Brazil’s vote in the UN Human Rights Council in support of a rapporteur to monitor human rights in Iran, proposed by the US, signals the first great divergence in foreign policy between the current administration of President Dilma Rousseff and her predecessor and mentor Lula da Silva.
This is the first time in the last ten years that Brazil adopts such a position together with 20 other countries including Colombia and Panama. Against such a motion voted among others Ecuador and Cuba.
The Geneva vote by Ambassador Maria de Nazaré Farani marks the opening of the “Dilma era” in foreign policy with a special attention to human rights, both inside and outside the country.
Former Foreign Affairs minister Celso Amorim said he would have most probably voted against the motion in line with what had been the Lula da Silva administration focus since 2003.
“Brazil believes that all countries, no exception, have challenges to face in this field. President Rousseff made it quite plain that she will closely monitor the human rights situation globally, beginning with Brazil”, said Ambassador Maria de Nazaré Farani.
A few days before taking office January first, the former cabinet chief of President Lula da Silva marked her differences in foreign policy with the founder of the Brazilian Workers party, having criticized Brazil’s abstention at the UN Human rights council vote on Iran in 2010.
“That is not my position”, was Rousseff’ strong reply.

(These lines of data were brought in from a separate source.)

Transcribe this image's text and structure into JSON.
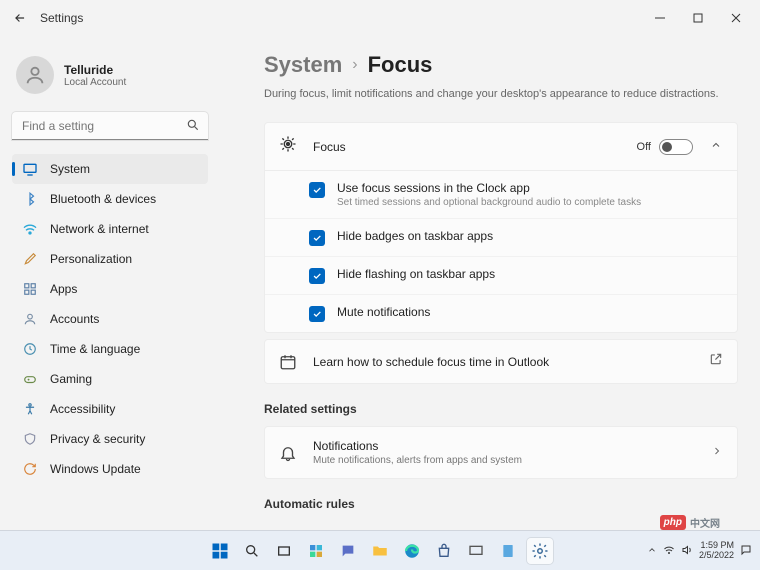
{
  "window": {
    "title": "Settings"
  },
  "user": {
    "name": "Telluride",
    "account_type": "Local Account"
  },
  "search": {
    "placeholder": "Find a setting"
  },
  "nav": [
    {
      "label": "System",
      "selected": true,
      "icon": "system"
    },
    {
      "label": "Bluetooth & devices",
      "icon": "bluetooth"
    },
    {
      "label": "Network & internet",
      "icon": "wifi"
    },
    {
      "label": "Personalization",
      "icon": "brush"
    },
    {
      "label": "Apps",
      "icon": "apps"
    },
    {
      "label": "Accounts",
      "icon": "person"
    },
    {
      "label": "Time & language",
      "icon": "clock"
    },
    {
      "label": "Gaming",
      "icon": "game"
    },
    {
      "label": "Accessibility",
      "icon": "access"
    },
    {
      "label": "Privacy & security",
      "icon": "shield"
    },
    {
      "label": "Windows Update",
      "icon": "update"
    }
  ],
  "breadcrumb": {
    "parent": "System",
    "current": "Focus"
  },
  "page_desc": "During focus, limit notifications and change your desktop's appearance to reduce distractions.",
  "focus_card": {
    "title": "Focus",
    "toggle_state": "Off",
    "options": [
      {
        "label": "Use focus sessions in the Clock app",
        "sub": "Set timed sessions and optional background audio to complete tasks",
        "checked": true
      },
      {
        "label": "Hide badges on taskbar apps",
        "checked": true
      },
      {
        "label": "Hide flashing on taskbar apps",
        "checked": true
      },
      {
        "label": "Mute notifications",
        "checked": true
      }
    ]
  },
  "outlook_card": {
    "label": "Learn how to schedule focus time in Outlook"
  },
  "related_heading": "Related settings",
  "notifications_card": {
    "title": "Notifications",
    "sub": "Mute notifications, alerts from apps and system"
  },
  "auto_rules_heading": "Automatic rules",
  "taskbar": {
    "time": "1:59 PM",
    "date": "2/5/2022"
  },
  "watermark": {
    "logo": "php",
    "text": "中文网"
  }
}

She added in an interview with the Washington Post that the capital punishment sentence by lapidating imposed on the Iranian woman Sakineh Ashtiani for alleged complicity in the killing of her husband was “unacceptable”.

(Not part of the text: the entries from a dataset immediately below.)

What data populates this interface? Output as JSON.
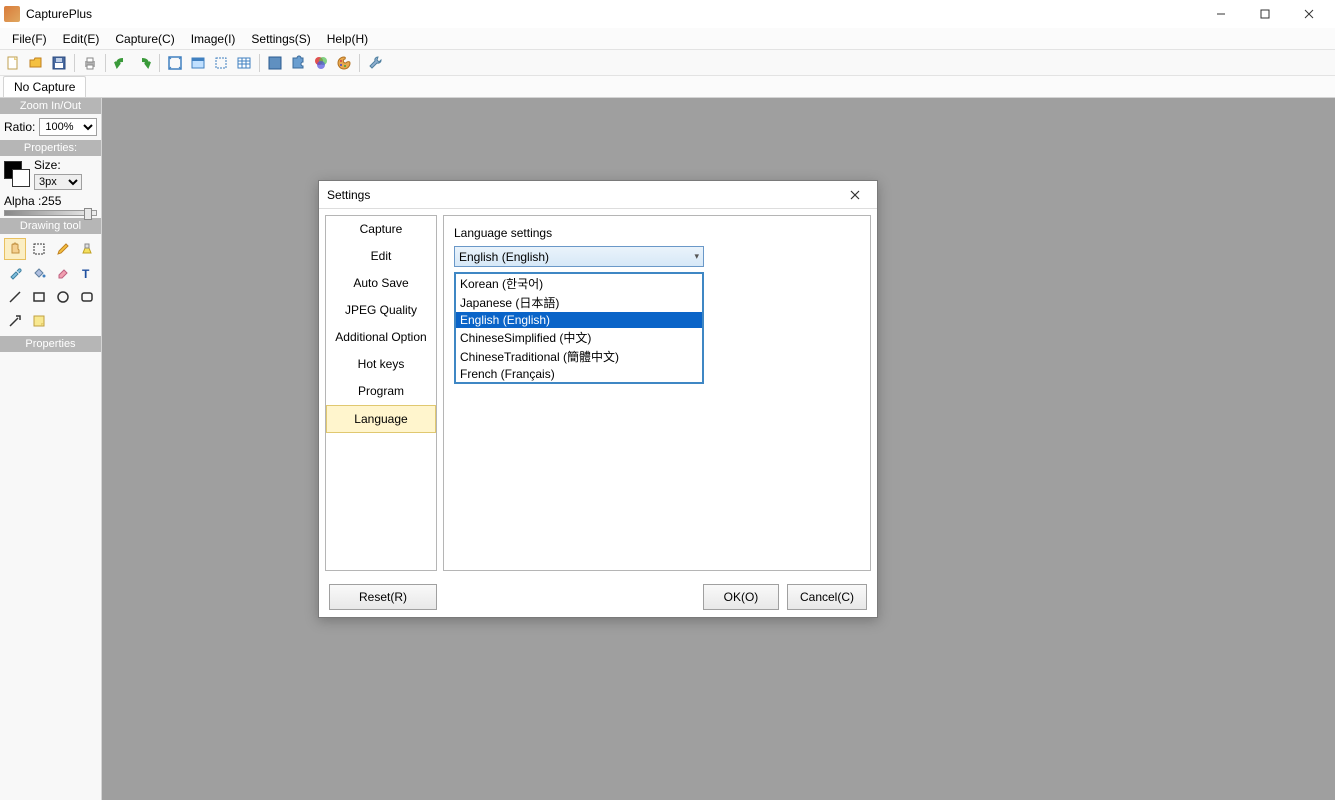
{
  "titlebar": {
    "title": "CapturePlus"
  },
  "menu": {
    "file": "File(F)",
    "edit": "Edit(E)",
    "capture": "Capture(C)",
    "image": "Image(I)",
    "settings": "Settings(S)",
    "help": "Help(H)"
  },
  "tabbar": {
    "tab0": "No Capture"
  },
  "sidebar": {
    "zoom_header": "Zoom In/Out",
    "ratio_label": "Ratio:",
    "ratio_value": "100%",
    "properties_header": "Properties:",
    "size_label": "Size:",
    "size_value": "3px",
    "alpha_label": "Alpha :255",
    "drawing_header": "Drawing tool",
    "properties2_header": "Properties"
  },
  "dialog": {
    "title": "Settings",
    "nav": {
      "capture": "Capture",
      "edit": "Edit",
      "autosave": "Auto Save",
      "jpeg": "JPEG Quality",
      "additional": "Additional Option",
      "hotkeys": "Hot keys",
      "program": "Program",
      "language": "Language"
    },
    "lang_label": "Language settings",
    "lang_selected": "English (English)",
    "lang_options": {
      "ko": "Korean (한국어)",
      "ja": "Japanese (日本語)",
      "en": "English (English)",
      "zh_s": "ChineseSimplified (中文)",
      "zh_t": "ChineseTraditional (簡體中文)",
      "fr": "French (Français)"
    },
    "buttons": {
      "reset": "Reset(R)",
      "ok": "OK(O)",
      "cancel": "Cancel(C)"
    }
  }
}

Brazil justified the vote in support of the US motion arguing that “it is a motive of particular concern for us the non observance of a moratorium on the death penalty, not only in Iran but in all those countries that still practice such an execution as punishment”.
The reference is obvious and looks for a balance since the United States like Iran continues to apply the death penalty.

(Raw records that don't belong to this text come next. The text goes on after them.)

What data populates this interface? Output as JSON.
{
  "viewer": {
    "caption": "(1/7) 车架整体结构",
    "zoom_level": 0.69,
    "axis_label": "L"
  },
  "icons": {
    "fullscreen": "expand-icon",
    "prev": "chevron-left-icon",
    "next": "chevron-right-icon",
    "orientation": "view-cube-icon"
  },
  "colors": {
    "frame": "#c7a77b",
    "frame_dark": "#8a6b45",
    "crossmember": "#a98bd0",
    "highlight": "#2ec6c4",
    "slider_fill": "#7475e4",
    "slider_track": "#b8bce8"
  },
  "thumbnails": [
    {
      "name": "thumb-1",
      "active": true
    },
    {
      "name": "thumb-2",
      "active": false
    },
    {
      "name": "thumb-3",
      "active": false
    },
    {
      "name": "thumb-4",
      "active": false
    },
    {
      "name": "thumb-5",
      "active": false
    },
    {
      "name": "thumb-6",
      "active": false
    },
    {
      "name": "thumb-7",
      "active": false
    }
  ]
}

Interviewed in Sao Paulo former Foreign Secretary Amorim said that “probably I would have not voted. If we want to be coherent we need a rapporteur for Iran, for Guantamano, for immigrants in Europe. Further more, on naming a rapporteur you severe the chances of dialogue with Iran”.
He added that currently there are two positions regarding Iran: “dialogue or condemnation” and defended Lula da Silva attempt to mediate, with the Turkish Prime Minister Tavvip Erdogan, on the Iranian nuclear program. The mediation reached an understanding on uranium enrichment outside Iran, which Washington ignored point blank.
“Brazil never had a strategic alliance with Iran: we were only after relations with a large country such as Iran. This idea that Brazil is a good buddy of Iran is a distorted version of events launched by the US press and was followed by the rest”, insisted Celso Amorim.
He revealed that Lula da Silva was “stimulated” by President Obama to find a framework of trust with President Mahmud Ahmadinejad, and when it was reached, the US turned its back and voted sanctions on Teheran.
Amorim added that Lula da Silva’s policy was effective in solving problems and obtaining the liberation of foreigners in Iran.
The vice-president of the Brazilian Upper House Foreign Affaire Committee, Senator Cristovam Buarque, from the Democratic Labour party, member of the ruling coalition described the vote in Geneva as “correct” and accepted there are differences between Rousseff and Lula da Silva.
“Ther are differences between Dilma and Lula. The vote was correct, it does not condemn Iran; rather it accepts an investigation. The bottom line is that Brazil believes there are certain universal policies that define human rights”, said Senator Buarque who was Education minister with the Lula da Silva administration.
The Geneva-based U.N. Human Rights Council approved the resolution Thursday with 22 votes in favor, seven against and 14 abstentions. Four of the 47 member-nations did not vote.
Iran has labeled political the decision of the top U.N. human rights body to appoint a rapporteur to monitor human rights abuses in that country. A spokesman for the Iranian foreign ministry said Friday the decision is unjust, unjustifiable, and totally political. He said the move is meant to divert attention from human rights violations in the West, particularly in the United States.
Iran is not a member of the council and has not admitted international human rights experts into the country for at least a decade.
In Washington, White House National Security Adviser Tom Donilon welcomed the decision as a historic milestone that reaffirms the global consensus and alarm about the dismal state of human rights in Iran.
The U.N. Human Rights Council was established in 2006 as a successor to the widely criticized U.N. Commission on Human Rights. The United States became a member in 2009.